Supporting the Arts in Western Massachusetts and Beyond

May 1, 2018

REVIEW: Springfield Symphony , Verdi Requiem

Springfield Symphony, Springfield, MA
April 28, 2018
by Michael J. Moran

For the sixth concert in the SSO’s 74th season and his own 17th season as their music director, Kevin Rhodes notes in his “Rhodes’ Reflections” column in the program book, he chose a single work, the “greatest creation by Italy’s greatest composer,” Verdi’s “Requiem,” of which he and his assembled forces – the orchestra, 200 members of three choruses, and four solo singers, filling every square inch of the Symphony Hall stage – gave a blazingly powerful account.

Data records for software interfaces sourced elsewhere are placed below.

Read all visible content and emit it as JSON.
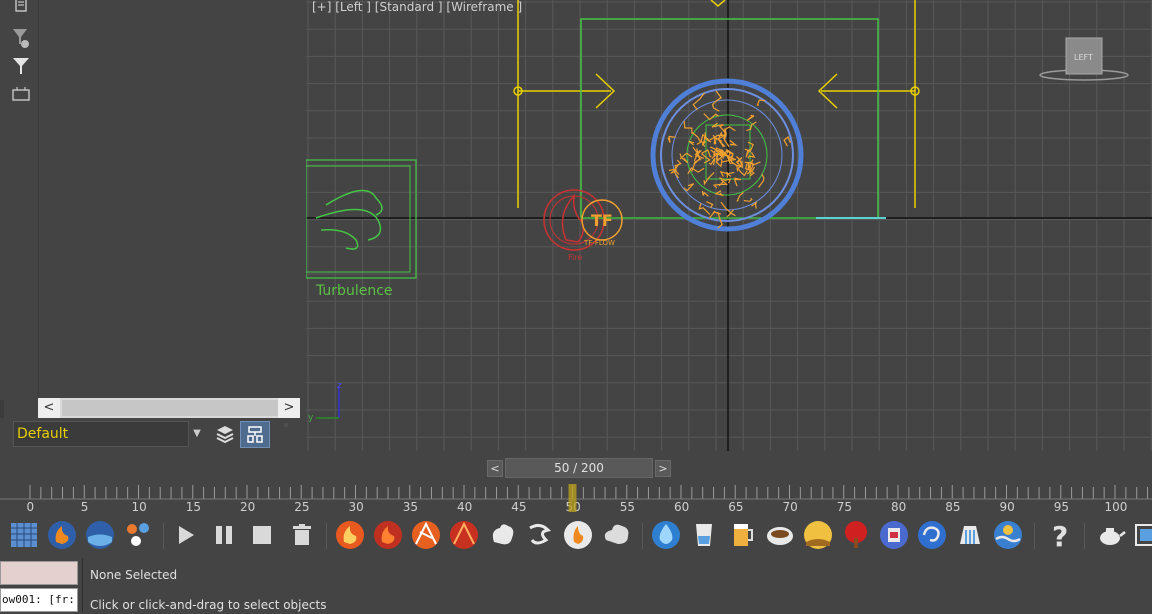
{
  "viewport": {
    "label": "[+] [Left ] [Standard ] [Wireframe ]",
    "turbulence_label": "Turbulence",
    "fire_label": "Fire",
    "tflow_label": "TF-FLOW",
    "viewcube_label": "LEFT",
    "axis_z": "z",
    "axis_y": "y"
  },
  "layer": {
    "current": "Default"
  },
  "time": {
    "prev": "<",
    "next": ">",
    "display": "50 / 200",
    "current_frame": 50
  },
  "ruler": {
    "labels": [
      "0",
      "5",
      "10",
      "15",
      "20",
      "25",
      "30",
      "35",
      "40",
      "45",
      "50",
      "55",
      "60",
      "65",
      "70",
      "75",
      "80",
      "85",
      "90",
      "95",
      "100"
    ],
    "marker_frame": 50
  },
  "hscroll": {
    "left": "<",
    "right": ">"
  },
  "status": {
    "selection": "None Selected",
    "prompt": "Click or click-and-drag to select objects",
    "script_text": "ow001: [fr:"
  },
  "icons": {
    "left_toolbar": [
      "document-icon",
      "filter-options-icon",
      "filter-icon",
      "hierarchy-icon"
    ],
    "tools": [
      "grid-icon",
      "fire-icon",
      "water-icon",
      "particles-icon",
      "play-icon",
      "pause-icon",
      "stop-icon",
      "trash-icon"
    ]
  },
  "colors": {
    "panel": "#444444",
    "grid": "#585858",
    "grid_axis": "#111111",
    "yellow": "#e8d000",
    "green": "#45c545",
    "blue": "#4f7fd6",
    "orange": "#f0a030",
    "accent_blue": "#4f6c8e"
  }
}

The Springfield Symphony Chorus prepared by Nikki Stoia, the University of Massachusetts Amherst Chorale coached by Stephen A. Paparo, and the UMass Chamber Choir Illuminati and Vocal Arts Ensemble readied by Tony Thornton gave committed backing to lyrical soprano Lisa Gwyn Daltirus, warm-toned mezzo soprano Stacey Rishoi, heroic tenor Eric Ashcraft, and stentorian bass Gustav Andreassen. Rhodes made sure that the large orchestra never drowned out the solo or massed choral voices.

Verdi premiered his requiem in 1874 for the first anniversary of the death of Italian writer and nationalist Alessandro Manzoni. As written by arguably the greatest opera composer of all time, the seven movements of his 80-minute requiem unsurprisingly captured a wider emotional range than any other requiem in the standard classical repertory. Extreme contrasts of tempo and dynamics emerge even before the hushed opening “Requiem and Kyrie” movement gave way to the clashing first chords of the “Dies Irae” (Day of Wrath), which, at 33 minutes, was by far the longest movement in the piece.

The only movement in which the chorus doesn’t sing is the third, “Offertory,” where the vocal interplay among the four soloists was especially vivid. The next movement, “Sanctus,” was a four-minute choral outburst of pure joy. After an affecting soprano-mezzo soprano duet in the “Agnus Dei” and a more virtuosic soprano-mezzo-bass trio in “Lux Aeterna,” the last movement, “Libera Me,” for soprano and chorus brought the Requiem to a highly dramatic but ultimately peaceful close.

The absence of Latin texts and English translations, which could have been included in the program book and/or projected over the stage, was the only flaw in an otherwise memorable occasion.